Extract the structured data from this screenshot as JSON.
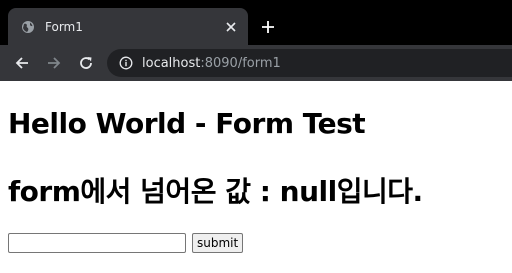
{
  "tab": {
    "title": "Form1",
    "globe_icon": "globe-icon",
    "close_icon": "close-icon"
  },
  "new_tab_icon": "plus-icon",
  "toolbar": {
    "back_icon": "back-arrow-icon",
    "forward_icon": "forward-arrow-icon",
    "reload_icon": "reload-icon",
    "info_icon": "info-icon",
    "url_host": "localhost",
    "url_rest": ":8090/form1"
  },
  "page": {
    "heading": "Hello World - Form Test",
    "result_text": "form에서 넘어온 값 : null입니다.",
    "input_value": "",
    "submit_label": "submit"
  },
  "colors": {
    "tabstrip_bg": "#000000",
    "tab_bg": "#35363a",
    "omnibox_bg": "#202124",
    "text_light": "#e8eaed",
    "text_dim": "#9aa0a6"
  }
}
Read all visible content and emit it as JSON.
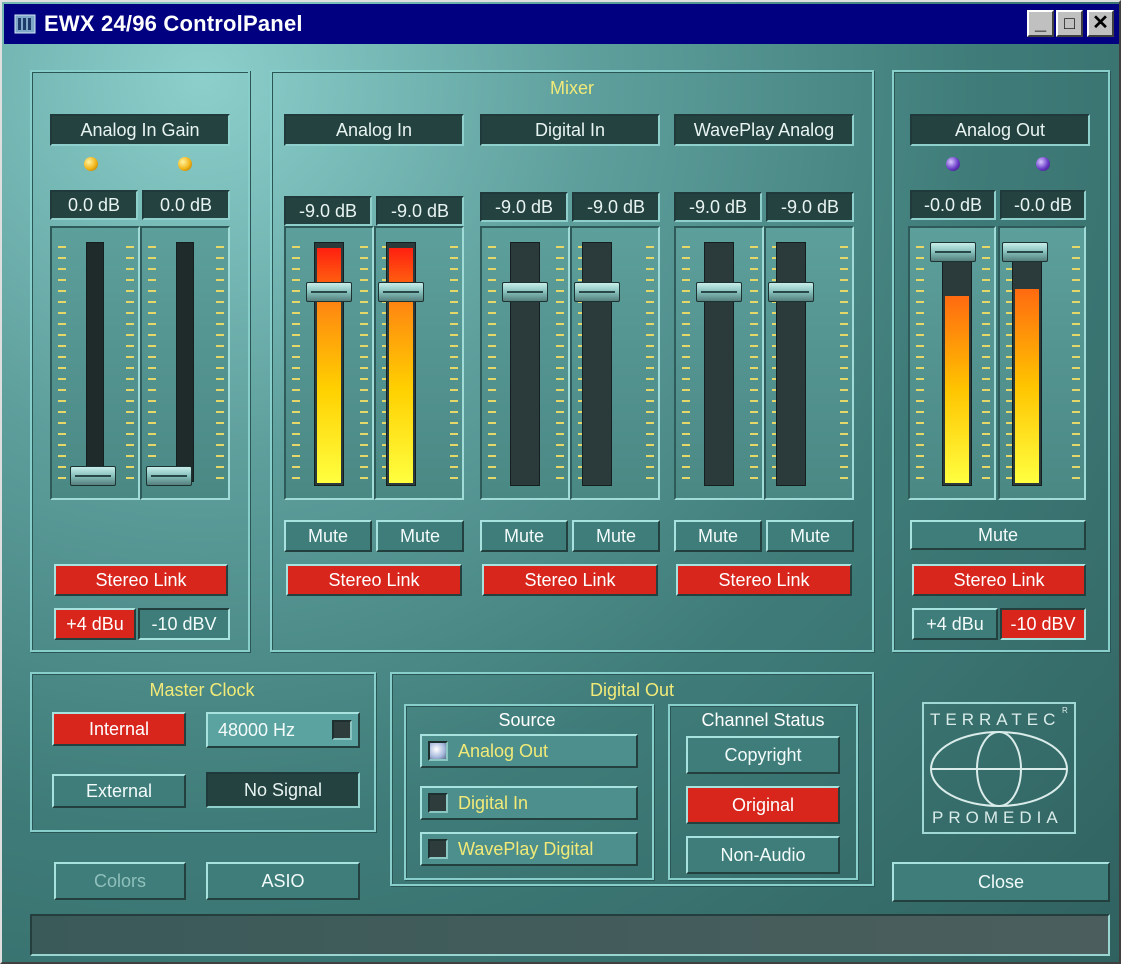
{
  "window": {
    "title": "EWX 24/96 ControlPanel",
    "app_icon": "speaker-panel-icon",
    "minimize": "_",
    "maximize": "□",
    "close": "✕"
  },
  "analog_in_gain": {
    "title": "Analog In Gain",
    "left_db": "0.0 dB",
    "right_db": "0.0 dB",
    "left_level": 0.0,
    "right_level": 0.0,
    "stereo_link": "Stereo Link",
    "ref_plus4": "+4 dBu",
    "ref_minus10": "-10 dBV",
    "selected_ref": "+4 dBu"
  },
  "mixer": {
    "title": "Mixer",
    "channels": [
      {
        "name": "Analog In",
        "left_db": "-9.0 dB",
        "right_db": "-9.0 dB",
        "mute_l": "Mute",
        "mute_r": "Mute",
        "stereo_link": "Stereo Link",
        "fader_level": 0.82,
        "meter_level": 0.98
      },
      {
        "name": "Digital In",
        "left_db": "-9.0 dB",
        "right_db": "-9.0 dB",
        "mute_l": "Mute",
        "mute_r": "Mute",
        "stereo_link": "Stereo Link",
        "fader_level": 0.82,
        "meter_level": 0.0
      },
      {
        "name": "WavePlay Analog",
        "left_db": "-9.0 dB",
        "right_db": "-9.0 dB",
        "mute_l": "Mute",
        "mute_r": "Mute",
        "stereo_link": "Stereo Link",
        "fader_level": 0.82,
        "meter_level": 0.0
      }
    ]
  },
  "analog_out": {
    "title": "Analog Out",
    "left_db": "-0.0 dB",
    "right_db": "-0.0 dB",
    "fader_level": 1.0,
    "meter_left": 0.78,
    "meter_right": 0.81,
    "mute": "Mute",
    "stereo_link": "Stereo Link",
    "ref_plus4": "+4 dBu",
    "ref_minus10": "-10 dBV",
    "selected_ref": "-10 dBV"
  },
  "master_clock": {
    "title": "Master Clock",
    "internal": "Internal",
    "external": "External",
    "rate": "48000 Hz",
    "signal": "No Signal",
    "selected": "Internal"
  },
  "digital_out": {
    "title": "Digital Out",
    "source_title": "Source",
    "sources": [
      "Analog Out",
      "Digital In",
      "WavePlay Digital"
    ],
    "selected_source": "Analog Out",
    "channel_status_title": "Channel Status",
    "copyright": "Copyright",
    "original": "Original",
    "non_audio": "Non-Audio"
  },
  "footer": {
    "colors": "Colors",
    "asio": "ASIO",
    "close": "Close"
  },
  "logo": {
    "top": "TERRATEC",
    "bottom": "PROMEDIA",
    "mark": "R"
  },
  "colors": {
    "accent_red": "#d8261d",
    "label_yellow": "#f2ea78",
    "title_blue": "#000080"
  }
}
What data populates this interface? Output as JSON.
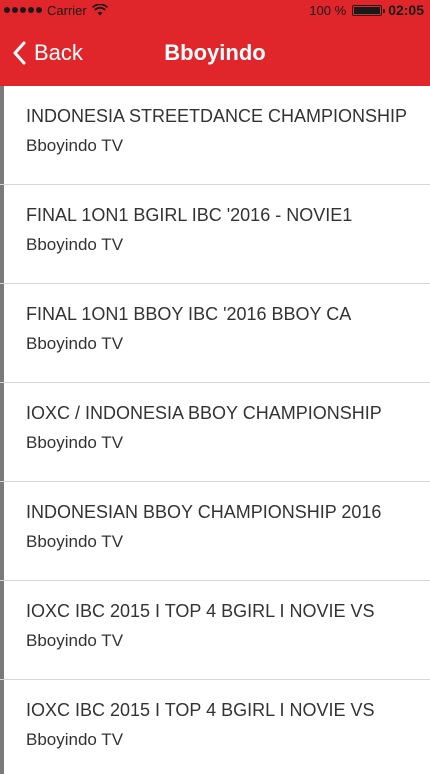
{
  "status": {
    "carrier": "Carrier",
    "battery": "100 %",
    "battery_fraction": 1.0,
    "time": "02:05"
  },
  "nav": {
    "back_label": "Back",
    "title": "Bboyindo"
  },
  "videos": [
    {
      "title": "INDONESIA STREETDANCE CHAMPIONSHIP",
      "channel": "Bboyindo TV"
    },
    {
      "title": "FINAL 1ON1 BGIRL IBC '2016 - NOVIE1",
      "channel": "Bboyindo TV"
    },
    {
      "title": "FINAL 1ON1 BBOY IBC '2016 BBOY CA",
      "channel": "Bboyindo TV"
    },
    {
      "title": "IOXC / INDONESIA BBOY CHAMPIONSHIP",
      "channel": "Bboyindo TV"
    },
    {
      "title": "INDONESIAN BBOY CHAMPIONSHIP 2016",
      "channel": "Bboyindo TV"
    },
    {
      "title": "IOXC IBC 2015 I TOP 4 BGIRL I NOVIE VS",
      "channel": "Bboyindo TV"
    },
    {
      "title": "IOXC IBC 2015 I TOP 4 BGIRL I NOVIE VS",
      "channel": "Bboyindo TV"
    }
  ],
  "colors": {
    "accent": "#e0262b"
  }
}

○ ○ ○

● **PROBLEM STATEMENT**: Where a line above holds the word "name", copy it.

● **OUTPUT**:
        "name": "Analog In",
        "name": "Digital In",
        "name": "WavePlay Analog",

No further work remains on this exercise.